The Lexus ES comes to the UK for the first time as a stunning alternative to the traditional German mainstream but its roomy cabin is let down by a confusing infotainment system
The Lexus ES is a posh executive saloon that provides an eye-catching and unusual alternative to the likes of the BMW 5 Series, Audi A6 and Mercedes E-Class. It replaces the old GS, but looks much more dramatic thanks to a whopping great grille, plenty of interesting creases and headlights sharper than a surgeon’s scalpel.
This means you won’t mistake the Lexus ES for a German saloon in the golf club car park. It looks meaner and more aggressive from every angle – especially in F Sport guise with its bigger alloy wheels and extra air intakes slashed into the front and rear bumpers.

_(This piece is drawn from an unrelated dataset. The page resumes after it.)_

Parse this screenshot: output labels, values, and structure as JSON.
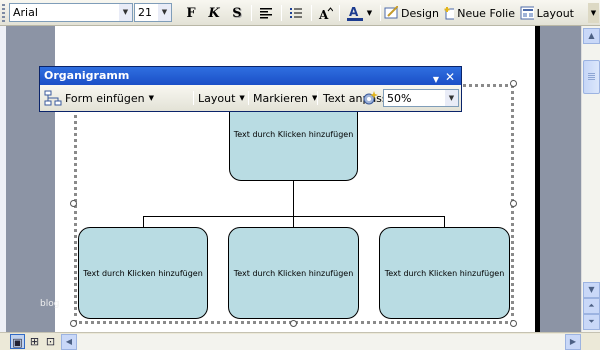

Step inside, and the ES’ double-decker dashboard and brushed-metal trims look great and feel just as solid as anything you’ll find in a BMW, Audi or Mercedes. Sure, there are a few harder plastics buried down in the door bins and right up by the infotainment display which you won;t find in the Germans. But, this isn’t a deal-breaker.

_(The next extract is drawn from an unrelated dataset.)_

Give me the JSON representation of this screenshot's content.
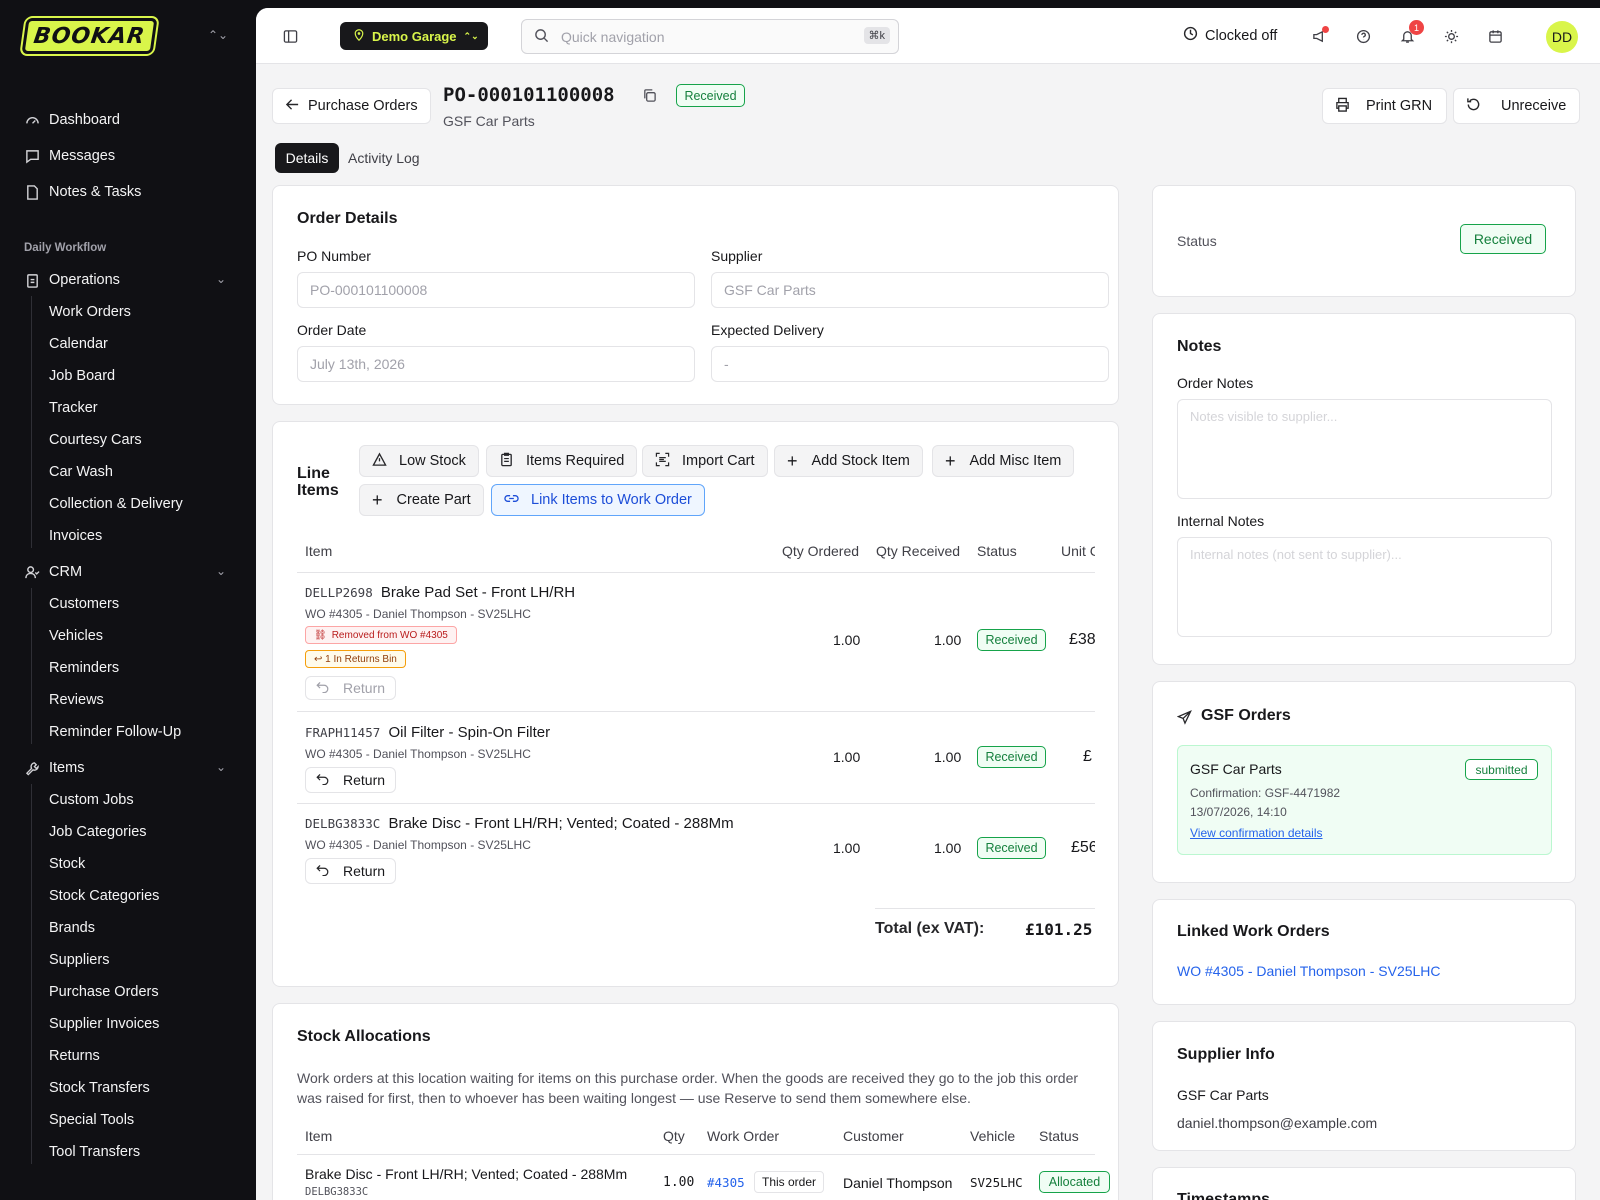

Sadly, the Lexus ES’ infotainment system could be. The screen is nice and sharp, but the haphazard menus and irritating trackpad control are much harder to use than the touchscreens and scroll wheels you get in most German saloons. Good job it comes with Bluetooth and satellite navigation as standard.
You can’t fault the Lexus ES’ superbly comfy front seats. You get eight-way electric adjustment as standard and top-spec cars even come with 10-way adjustment and heating and cooling features. There’s ample space for tall drivers to stretch out too, and you get a good view out through the ES’ large windscreen and tall side windows.
These large windows also help make the back seats feel impressively roomy. Passengers get much more leg room than in the 5 Series, A6 and E-Class and the seats themselves are soft and supportive in all the right places. Very tall adults will struggle slightly for headroom, but at least the Lexus ES’ wide cabin comes with enough shoulder room and foot space to carry three adults side-by-side with ease.
Things aren’t quite as good when it comes to packing the boot, though. The ES’ boot is noticeably smaller than you get in a BMW, Audi or Mercedes, but at least it comes with a ski hatch for carrying long, thin items.
Push it hard and the engine will be whining almost as much as you trying to operate its infotainment system, but overall the ES is a credible alternative to the German elite
There’s less engine choice than you get in the A6, 5 Series and E-Class. In fact, there’s only one – a 2.5-litre petrol paired with a hybrid system. This means the Lexus ES can cruise around town using just electric power so it’s dead quiet. It’s also pretty economical because the electric motors help the petrol deliver diesel-like economy on motorways.
Sadly, as soon as you give the accelerator a sharp prod, the car makes a loud whining noise. It feels relatively spritely for a large saloon, but it’s frustrating to have every surge forward accompanied by such an irritating drone.
Still, the Lexus ES is fairly quiet when cruising on motorways and wafts over all but the most heavily pockmarked roads. The steering is relatively light which is great when parking and the ES barely leans tight corners – especially F Sport models with their adjustable suspension. Despite this, you’d never call it sporty.
It is safe, though. The ES comes with loads of kit as standard that costs extra in German alternatives. And, you get automatic emergency braking that can even stop the car automatically in reverse
In fact, spec up a German alternative to the same level as the Lexus ES and you’d end up spending considerably more. As a result, it makes a very credible choice – providing you can get to grips with its peculiar infotainment system. Check out the latest Lexus ES deals from carwow to see how much you can save.